» Provided data:
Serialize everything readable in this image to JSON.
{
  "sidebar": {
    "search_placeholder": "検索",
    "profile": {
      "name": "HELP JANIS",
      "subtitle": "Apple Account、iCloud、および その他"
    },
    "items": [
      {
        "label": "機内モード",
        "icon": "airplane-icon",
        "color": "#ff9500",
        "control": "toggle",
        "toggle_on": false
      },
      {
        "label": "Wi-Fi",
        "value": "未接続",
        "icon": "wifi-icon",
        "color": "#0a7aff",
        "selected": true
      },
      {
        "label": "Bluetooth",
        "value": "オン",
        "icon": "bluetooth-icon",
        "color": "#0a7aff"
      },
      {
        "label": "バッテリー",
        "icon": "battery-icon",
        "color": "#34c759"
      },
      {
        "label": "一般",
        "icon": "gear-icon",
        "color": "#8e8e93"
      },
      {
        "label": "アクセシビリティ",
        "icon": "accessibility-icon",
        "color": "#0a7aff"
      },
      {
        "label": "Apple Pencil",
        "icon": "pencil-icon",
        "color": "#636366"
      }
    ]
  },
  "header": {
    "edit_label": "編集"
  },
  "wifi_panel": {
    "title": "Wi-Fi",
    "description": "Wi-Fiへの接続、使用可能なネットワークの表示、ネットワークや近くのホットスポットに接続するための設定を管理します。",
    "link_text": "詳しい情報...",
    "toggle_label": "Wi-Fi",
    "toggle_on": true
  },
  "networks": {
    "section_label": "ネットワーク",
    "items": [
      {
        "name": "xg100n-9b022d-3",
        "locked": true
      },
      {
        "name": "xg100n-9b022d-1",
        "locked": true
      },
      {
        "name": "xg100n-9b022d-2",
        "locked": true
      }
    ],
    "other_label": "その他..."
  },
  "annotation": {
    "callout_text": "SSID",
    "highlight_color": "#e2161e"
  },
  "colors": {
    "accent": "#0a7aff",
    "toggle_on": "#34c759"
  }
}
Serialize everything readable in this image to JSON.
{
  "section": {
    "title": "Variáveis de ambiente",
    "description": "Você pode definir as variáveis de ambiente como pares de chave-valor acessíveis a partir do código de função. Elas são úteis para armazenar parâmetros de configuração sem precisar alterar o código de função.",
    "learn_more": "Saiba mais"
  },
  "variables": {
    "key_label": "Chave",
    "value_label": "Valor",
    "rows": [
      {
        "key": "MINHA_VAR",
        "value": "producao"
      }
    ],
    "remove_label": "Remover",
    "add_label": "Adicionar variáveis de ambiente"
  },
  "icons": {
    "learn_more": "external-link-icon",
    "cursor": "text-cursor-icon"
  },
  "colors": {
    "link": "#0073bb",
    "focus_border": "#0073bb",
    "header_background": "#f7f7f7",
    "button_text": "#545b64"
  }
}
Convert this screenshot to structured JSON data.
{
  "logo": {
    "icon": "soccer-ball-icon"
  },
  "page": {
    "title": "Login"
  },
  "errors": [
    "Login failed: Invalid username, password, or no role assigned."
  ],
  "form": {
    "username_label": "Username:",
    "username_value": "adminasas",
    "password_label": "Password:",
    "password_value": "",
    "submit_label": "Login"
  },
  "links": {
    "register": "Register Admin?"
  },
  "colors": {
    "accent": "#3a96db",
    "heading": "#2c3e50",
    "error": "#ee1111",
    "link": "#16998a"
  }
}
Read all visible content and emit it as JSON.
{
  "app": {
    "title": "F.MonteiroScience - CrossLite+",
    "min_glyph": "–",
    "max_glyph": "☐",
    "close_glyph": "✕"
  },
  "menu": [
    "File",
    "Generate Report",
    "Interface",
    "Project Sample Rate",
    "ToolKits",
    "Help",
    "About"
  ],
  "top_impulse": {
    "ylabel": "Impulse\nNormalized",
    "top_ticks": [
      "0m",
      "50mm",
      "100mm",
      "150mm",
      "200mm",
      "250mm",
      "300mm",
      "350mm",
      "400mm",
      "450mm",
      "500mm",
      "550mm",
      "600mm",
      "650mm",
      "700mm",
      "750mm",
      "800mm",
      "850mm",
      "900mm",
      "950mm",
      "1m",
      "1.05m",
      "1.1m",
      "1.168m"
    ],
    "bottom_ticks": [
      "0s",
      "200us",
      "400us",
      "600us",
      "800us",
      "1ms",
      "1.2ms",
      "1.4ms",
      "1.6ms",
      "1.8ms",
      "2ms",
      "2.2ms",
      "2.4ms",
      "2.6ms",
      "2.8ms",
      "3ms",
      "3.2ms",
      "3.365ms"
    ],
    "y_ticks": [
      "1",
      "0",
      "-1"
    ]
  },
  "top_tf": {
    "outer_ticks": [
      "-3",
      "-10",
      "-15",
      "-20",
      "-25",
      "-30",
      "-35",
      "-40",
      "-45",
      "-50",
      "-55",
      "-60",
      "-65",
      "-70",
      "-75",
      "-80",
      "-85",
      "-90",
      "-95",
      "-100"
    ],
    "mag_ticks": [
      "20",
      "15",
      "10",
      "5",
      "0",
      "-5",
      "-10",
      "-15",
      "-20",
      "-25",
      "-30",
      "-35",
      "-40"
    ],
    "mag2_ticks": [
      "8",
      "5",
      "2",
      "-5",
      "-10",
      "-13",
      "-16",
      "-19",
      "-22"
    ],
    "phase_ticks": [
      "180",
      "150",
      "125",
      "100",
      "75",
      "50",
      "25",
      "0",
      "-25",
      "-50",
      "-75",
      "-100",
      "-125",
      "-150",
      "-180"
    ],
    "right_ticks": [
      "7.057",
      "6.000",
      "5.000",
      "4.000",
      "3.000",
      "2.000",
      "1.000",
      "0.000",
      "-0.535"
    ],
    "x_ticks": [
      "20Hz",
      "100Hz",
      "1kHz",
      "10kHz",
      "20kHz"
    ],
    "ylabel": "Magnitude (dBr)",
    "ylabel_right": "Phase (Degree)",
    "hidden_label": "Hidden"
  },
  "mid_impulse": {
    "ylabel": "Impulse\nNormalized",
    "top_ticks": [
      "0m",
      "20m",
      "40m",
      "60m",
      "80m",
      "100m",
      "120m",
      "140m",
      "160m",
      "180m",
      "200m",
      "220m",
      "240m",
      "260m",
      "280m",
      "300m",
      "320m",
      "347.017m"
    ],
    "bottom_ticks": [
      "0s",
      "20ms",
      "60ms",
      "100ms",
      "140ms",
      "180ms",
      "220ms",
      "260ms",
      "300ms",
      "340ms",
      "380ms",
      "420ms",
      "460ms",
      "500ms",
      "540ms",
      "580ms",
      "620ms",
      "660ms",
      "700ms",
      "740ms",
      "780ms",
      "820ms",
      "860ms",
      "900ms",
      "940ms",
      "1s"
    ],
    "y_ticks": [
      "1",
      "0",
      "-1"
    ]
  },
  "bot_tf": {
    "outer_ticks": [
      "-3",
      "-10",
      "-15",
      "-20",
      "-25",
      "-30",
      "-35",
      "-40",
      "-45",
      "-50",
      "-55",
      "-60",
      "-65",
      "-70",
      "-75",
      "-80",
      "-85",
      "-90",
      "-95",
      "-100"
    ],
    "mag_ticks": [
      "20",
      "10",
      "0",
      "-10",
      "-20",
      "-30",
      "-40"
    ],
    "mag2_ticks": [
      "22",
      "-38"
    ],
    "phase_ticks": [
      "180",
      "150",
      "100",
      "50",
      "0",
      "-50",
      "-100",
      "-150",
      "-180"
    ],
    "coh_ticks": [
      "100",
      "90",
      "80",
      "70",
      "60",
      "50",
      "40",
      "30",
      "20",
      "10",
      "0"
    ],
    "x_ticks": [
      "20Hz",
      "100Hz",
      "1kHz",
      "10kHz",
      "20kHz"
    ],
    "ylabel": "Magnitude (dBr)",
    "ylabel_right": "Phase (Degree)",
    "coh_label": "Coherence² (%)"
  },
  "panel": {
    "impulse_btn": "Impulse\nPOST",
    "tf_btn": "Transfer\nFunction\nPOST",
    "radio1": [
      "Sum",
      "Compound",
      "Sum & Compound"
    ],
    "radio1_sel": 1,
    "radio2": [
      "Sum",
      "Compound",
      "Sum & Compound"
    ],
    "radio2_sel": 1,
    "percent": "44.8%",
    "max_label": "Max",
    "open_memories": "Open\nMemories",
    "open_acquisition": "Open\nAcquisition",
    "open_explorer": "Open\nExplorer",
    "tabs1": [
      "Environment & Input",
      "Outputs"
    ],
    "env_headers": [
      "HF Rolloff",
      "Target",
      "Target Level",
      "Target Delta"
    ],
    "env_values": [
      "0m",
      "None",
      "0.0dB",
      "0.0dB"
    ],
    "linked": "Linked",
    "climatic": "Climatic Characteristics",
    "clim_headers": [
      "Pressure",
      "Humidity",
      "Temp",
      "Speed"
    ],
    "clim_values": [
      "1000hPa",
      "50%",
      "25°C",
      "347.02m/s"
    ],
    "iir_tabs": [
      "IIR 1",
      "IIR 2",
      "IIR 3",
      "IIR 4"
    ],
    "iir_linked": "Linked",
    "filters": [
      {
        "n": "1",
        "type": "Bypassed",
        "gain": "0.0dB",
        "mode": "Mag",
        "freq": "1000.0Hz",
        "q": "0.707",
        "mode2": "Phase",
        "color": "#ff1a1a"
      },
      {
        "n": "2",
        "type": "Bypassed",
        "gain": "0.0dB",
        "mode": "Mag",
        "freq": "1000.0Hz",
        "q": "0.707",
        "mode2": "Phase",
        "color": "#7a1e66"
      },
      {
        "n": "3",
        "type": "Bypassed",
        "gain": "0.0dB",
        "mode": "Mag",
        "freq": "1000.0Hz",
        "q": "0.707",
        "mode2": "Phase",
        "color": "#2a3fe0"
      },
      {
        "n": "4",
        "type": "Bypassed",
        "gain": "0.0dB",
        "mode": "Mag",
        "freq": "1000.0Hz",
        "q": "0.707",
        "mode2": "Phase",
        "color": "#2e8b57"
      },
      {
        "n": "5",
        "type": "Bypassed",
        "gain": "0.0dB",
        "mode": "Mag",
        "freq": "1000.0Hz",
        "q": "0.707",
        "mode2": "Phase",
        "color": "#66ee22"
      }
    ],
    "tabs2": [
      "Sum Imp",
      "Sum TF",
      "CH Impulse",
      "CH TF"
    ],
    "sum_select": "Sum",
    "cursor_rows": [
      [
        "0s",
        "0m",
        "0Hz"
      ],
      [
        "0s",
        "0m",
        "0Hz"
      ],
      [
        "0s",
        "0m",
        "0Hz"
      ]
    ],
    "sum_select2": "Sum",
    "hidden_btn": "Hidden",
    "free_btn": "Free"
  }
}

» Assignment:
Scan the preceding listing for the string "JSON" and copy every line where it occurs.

» Answer section:
Serialize everything readable in this image to JSON.
Serialize everything readable in this image to JSON.
Convert this screenshot to structured JSON data.
Read all visible content and emit it as JSON.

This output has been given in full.